▼

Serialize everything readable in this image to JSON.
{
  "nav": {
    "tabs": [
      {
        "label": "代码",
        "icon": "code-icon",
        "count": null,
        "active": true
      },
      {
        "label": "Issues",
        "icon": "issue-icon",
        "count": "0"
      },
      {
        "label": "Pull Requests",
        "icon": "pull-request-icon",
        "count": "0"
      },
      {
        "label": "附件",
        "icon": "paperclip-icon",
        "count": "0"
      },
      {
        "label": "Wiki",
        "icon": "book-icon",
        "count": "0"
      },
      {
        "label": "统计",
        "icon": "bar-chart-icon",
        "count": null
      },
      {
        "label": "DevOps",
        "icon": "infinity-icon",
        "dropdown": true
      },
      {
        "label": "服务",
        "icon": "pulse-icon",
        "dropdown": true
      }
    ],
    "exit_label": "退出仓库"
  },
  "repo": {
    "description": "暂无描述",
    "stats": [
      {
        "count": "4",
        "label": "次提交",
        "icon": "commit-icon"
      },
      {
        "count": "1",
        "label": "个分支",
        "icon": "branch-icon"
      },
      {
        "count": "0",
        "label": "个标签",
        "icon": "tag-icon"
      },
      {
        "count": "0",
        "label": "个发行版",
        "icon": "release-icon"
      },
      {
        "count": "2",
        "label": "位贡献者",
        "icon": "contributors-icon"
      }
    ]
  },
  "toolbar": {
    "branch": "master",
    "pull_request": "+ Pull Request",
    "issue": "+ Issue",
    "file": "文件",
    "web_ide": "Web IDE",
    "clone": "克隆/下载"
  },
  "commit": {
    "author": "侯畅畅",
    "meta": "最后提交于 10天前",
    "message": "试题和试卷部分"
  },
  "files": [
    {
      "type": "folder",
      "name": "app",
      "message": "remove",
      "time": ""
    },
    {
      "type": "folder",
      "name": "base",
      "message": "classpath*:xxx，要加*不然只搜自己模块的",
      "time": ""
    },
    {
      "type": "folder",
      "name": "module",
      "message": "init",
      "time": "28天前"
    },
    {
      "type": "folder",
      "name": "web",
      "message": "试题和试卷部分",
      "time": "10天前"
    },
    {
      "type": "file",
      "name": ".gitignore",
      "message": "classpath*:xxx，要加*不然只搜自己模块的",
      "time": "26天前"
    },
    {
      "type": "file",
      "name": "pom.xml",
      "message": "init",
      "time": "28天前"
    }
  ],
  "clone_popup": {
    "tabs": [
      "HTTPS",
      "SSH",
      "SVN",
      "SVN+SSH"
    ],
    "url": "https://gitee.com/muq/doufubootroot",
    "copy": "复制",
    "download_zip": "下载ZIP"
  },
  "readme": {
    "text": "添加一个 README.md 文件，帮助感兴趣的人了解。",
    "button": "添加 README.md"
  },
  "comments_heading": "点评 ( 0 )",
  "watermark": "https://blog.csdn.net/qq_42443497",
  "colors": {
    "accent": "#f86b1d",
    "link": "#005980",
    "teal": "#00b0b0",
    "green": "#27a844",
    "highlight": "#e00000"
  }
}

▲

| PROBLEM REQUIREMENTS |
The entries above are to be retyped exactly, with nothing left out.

| ANSWER TO THE PROBLEM |
Serialize everything readable in this image to JSON.
{
  "nav": {
    "tabs": [
      {
        "label": "代码",
        "icon": "code-icon",
        "count": null,
        "active": true
      },
      {
        "label": "Issues",
        "icon": "issue-icon",
        "count": "0"
      },
      {
        "label": "Pull Requests",
        "icon": "pull-request-icon",
        "count": "0"
      },
      {
        "label": "附件",
        "icon": "paperclip-icon",
        "count": "0"
      },
      {
        "label": "Wiki",
        "icon": "book-icon",
        "count": "0"
      },
      {
        "label": "统计",
        "icon": "bar-chart-icon",
        "count": null
      },
      {
        "label": "DevOps",
        "icon": "infinity-icon",
        "dropdown": true
      },
      {
        "label": "服务",
        "icon": "pulse-icon",
        "dropdown": true
      }
    ],
    "exit_label": "退出仓库"
  },
  "repo": {
    "description": "暂无描述",
    "stats": [
      {
        "count": "4",
        "label": "次提交",
        "icon": "commit-icon"
      },
      {
        "count": "1",
        "label": "个分支",
        "icon": "branch-icon"
      },
      {
        "count": "0",
        "label": "个标签",
        "icon": "tag-icon"
      },
      {
        "count": "0",
        "label": "个发行版",
        "icon": "release-icon"
      },
      {
        "count": "2",
        "label": "位贡献者",
        "icon": "contributors-icon"
      }
    ]
  },
  "toolbar": {
    "branch": "master",
    "pull_request": "+ Pull Request",
    "issue": "+ Issue",
    "file": "文件",
    "web_ide": "Web IDE",
    "clone": "克隆/下载"
  },
  "commit": {
    "author": "侯畅畅",
    "meta": "最后提交于 10天前",
    "message": "试题和试卷部分"
  },
  "files": [
    {
      "type": "folder",
      "name": "app",
      "message": "remove",
      "time": ""
    },
    {
      "type": "folder",
      "name": "base",
      "message": "classpath*:xxx，要加*不然只搜自己模块的",
      "time": ""
    },
    {
      "type": "folder",
      "name": "module",
      "message": "init",
      "time": "28天前"
    },
    {
      "type": "folder",
      "name": "web",
      "message": "试题和试卷部分",
      "time": "10天前"
    },
    {
      "type": "file",
      "name": ".gitignore",
      "message": "classpath*:xxx，要加*不然只搜自己模块的",
      "time": "26天前"
    },
    {
      "type": "file",
      "name": "pom.xml",
      "message": "init",
      "time": "28天前"
    }
  ],
  "clone_popup": {
    "tabs": [
      "HTTPS",
      "SSH",
      "SVN",
      "SVN+SSH"
    ],
    "url": "https://gitee.com/muq/doufubootroot",
    "copy": "复制",
    "download_zip": "下载ZIP"
  },
  "readme": {
    "text": "添加一个 README.md 文件，帮助感兴趣的人了解。",
    "button": "添加 README.md"
  },
  "comments_heading": "点评 ( 0 )",
  "watermark": "https://blog.csdn.net/qq_42443497",
  "colors": {
    "accent": "#f86b1d",
    "link": "#005980",
    "teal": "#00b0b0",
    "green": "#27a844",
    "highlight": "#e00000"
  }
}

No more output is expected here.